Creating a will has been on my financial to-do list for quite some time. Back when we started this blog I confessed that one of my financial sins was not having a will in place. Not that I’ve been looking forward to setting up a will or anything, but it was this step that gave me the idea to write and complete the series.
According to the MoneySense article, every adult who owns assets and has a spouse or children should have a will. An accurate and up-to-date will is the only way to ensure your assets will be distributed the way you want them to be.
Action Step #10: Creating or Update Your Will
Your will should be updated and filed with your financial plan, but if you don’t have one in place you should hire a lawyer to draw one up for you.
I’m meeting with a lawyer tomorrow who specializes in wills and estates. I was sent a 19-page document to fill out prior to our meeting, which asks for all kinds of information about you, your spouse, your children, and your finances (assets and liabilities).

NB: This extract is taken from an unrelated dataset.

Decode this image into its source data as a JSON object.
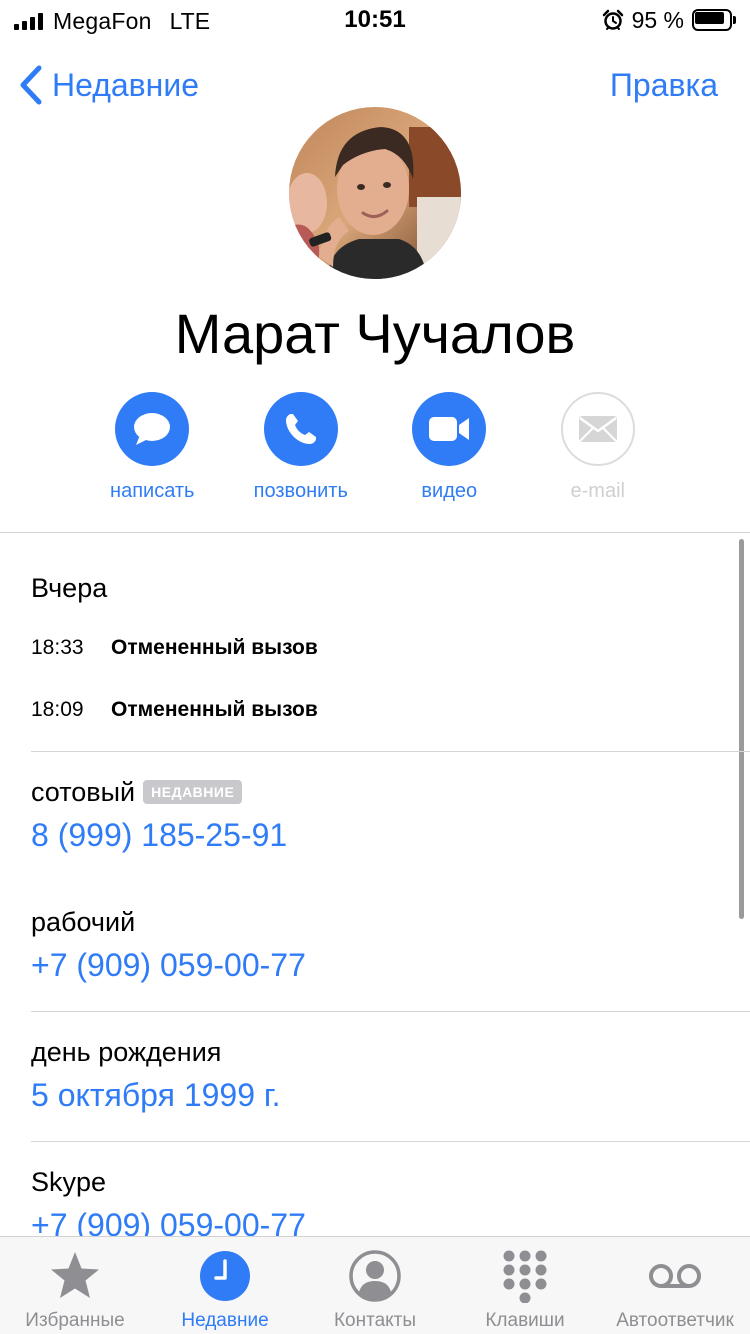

Next you need to list your instructions for your will, including naming an executor, declaring a guardian for minor children, naming beneficiaries, and choosing a power of attorney.
Why do I need a Will?
Without a will, your estate will be divided according to the laws of your province. For example, if you are married with several children, the Intestate Succession Act of Alberta states that your spouse receives the first $40,000.00 and one-third of your estate. The remainder of your estate will be given to your children. If you have minor children, the Public Trustee of Alberta will look after the children’s interest.
How Much Does a Will Cost To Prepare?
The cost of a will is quite reasonable, considering its importance. A few hours of a lawyer’s time could mean substantial savings in taxes and probate fees. In our case, we were quoted based on a flat rate of $250 for a single person, and $400 for a couple.
How Do I Pick An Executor?
The purpose of the executor is to carry out the wishes of the person who made the will. The executor is responsible for paying all the debts of the estate (including taxes) and to distribute the estate to the beneficiaries according to the terms of the will.
How Do I Appoint Guardians?
One of the main reasons for young couples to have a will in place is to appoint guardians for their children who are under 18 years of age. The guardian will be the person legally responsible for raising the children.
Creating a will has been a priority of mine for the past three years, but it’s just one of those things that gets easily pushed aside to deal with “some other time”.
Even though we don’t like to think about our own mortality, it’s important to have a proper plan just in case something does happen. I’m glad that we finally took the initiative to create our will, and I look forward to finishing up the process this week.
This series will wrap up next week when we reach step 11: create your final plan.